Maisie, for those new to the series, is a young woman, abounding in practicality and common sense, who has risen above her humble roots, has worked as a nurse on the front lines of WWI, has been educated, has seen pain and tragedy and yet has always landed on her firmly-planted feet. Under the mentor-ship of Maurice Blanche, she works for many years as a private investigator, always noticing the others around her, how the economic times are affecting them and trying to help where she can, without being condescending.

A Dangerous Place gives us a Maisie who has moved on. She has ended her PI business in London, spent time in India, married and then, precipitously, has had it all taken from her. We catch up with her, fragile emotionally, in Gibraltar, having paused there on the journey between India and Britain. She has barely disembarked the ship when she practically trips over a dead body, apparently murdered, but by whom and why?
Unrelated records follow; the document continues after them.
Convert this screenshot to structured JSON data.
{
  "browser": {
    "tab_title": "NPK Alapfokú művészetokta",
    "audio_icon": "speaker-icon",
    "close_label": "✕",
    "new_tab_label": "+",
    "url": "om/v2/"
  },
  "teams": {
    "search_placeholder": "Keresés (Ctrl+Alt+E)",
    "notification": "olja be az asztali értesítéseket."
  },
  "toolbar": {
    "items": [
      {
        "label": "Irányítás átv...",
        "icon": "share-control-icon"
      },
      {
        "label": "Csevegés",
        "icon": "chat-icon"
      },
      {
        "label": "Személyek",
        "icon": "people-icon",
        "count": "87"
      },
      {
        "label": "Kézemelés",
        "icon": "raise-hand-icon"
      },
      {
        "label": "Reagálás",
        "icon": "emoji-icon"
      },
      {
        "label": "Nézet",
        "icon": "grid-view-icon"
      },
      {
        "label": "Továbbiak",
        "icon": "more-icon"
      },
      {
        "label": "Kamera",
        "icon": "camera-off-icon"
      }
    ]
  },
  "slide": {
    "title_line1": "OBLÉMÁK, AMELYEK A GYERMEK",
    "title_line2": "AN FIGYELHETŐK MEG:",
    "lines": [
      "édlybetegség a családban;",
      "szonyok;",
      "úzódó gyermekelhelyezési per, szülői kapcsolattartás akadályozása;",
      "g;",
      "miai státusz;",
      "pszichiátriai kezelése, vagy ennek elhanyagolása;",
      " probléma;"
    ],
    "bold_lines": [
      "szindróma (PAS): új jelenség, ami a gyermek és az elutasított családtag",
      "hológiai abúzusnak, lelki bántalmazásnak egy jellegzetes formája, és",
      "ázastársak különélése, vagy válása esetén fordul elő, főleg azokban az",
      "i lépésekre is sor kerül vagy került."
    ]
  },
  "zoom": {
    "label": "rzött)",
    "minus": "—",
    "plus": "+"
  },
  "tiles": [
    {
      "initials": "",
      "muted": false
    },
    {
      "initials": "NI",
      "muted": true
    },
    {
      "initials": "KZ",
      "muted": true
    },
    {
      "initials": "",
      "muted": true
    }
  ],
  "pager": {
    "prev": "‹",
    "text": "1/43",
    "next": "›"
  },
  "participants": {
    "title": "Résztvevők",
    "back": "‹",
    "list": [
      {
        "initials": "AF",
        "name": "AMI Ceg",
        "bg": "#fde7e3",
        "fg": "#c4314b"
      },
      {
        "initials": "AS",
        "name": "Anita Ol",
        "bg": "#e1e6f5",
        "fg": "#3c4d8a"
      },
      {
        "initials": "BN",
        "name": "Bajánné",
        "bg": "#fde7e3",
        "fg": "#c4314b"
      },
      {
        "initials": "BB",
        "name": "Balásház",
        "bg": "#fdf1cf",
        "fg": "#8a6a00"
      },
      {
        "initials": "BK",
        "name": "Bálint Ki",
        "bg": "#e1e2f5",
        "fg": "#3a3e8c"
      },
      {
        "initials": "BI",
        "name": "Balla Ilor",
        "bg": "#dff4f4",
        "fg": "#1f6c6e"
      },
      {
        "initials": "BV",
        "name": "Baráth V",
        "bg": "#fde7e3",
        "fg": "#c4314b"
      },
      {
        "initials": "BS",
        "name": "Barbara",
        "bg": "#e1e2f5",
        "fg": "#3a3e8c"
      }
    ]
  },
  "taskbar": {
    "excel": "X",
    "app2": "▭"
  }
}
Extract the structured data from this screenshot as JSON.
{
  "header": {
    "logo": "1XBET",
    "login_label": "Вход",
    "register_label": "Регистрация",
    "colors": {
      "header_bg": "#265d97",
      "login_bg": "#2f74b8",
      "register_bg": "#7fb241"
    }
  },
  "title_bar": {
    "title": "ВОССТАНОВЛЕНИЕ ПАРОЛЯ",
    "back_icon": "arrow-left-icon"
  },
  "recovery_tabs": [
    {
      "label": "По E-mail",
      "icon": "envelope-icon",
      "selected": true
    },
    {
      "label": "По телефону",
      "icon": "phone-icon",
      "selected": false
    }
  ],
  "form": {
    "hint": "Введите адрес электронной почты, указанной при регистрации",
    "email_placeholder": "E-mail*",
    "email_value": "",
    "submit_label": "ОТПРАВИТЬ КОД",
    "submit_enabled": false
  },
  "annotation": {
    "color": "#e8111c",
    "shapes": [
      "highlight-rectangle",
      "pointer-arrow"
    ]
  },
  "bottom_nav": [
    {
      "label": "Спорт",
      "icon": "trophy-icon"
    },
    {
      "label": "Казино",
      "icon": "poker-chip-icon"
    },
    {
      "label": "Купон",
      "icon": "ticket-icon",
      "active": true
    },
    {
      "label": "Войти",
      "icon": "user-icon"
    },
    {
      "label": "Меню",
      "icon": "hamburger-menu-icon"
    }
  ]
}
We are caught up in the events and politics of the time - 1937: the Spanish Civil War is raging and momentum toward WWII is building. Nobody can trust anybody. Maisie, alone and grieving, her family and friends at home desperately worried about her, feels she must do the right thing by the murdered man and his family and find out what happened. 

I enjoyed this book a lot. Frankly, I was getting a bit tired of the old Maisie Dobbs, London Private Investigator and was ready for this change-up. Well-done Jacqueline Winspear for taking a leap and leading us onward! A series that might well have petered out has had new life breathed into it. I foresee many more adventures ahead. Can't wait!

Friday, April 10, 2015

Technical Stuff

Please Notice:

This blogger is not a techie!

After many people have complained about not being able to leave a comment on Some Favourite Things, I did a little (admittedly, very little) research (t-y Google) and attempted to install a comments platform onto this blog.

An hour or maybe two hours later, I think I have improved the commenting capability by installing Disqus. Of course, nothing is ever simple and I actually had to go in and edit the HTML of the template widget. Gaaaa....!! I think it works, but where's Jacquie when I need her! ;) (Full Disclosure: Jacquie didn't know anything about this until now)

If you would like to leave a comment, please first make sure that you click on the title of the post you would like to comment on so that it's the only one open in your browser window. Then scroll to the bottom and look for the comment window where you can share your wisdom and insights. Follow the prompts and that's all there is to it. I hope.

Improvements and edits are likely.

Tuesday, April 7, 2015

Bridging the Gap

I found this video a bit hard to watch, but it was really worth sticking it out. It's a such moving video even if you aren't religious because it's not about faith, it's about communication and it's beautiful. Music is such a wonderful bridge between people.

Thursday, April 2, 2015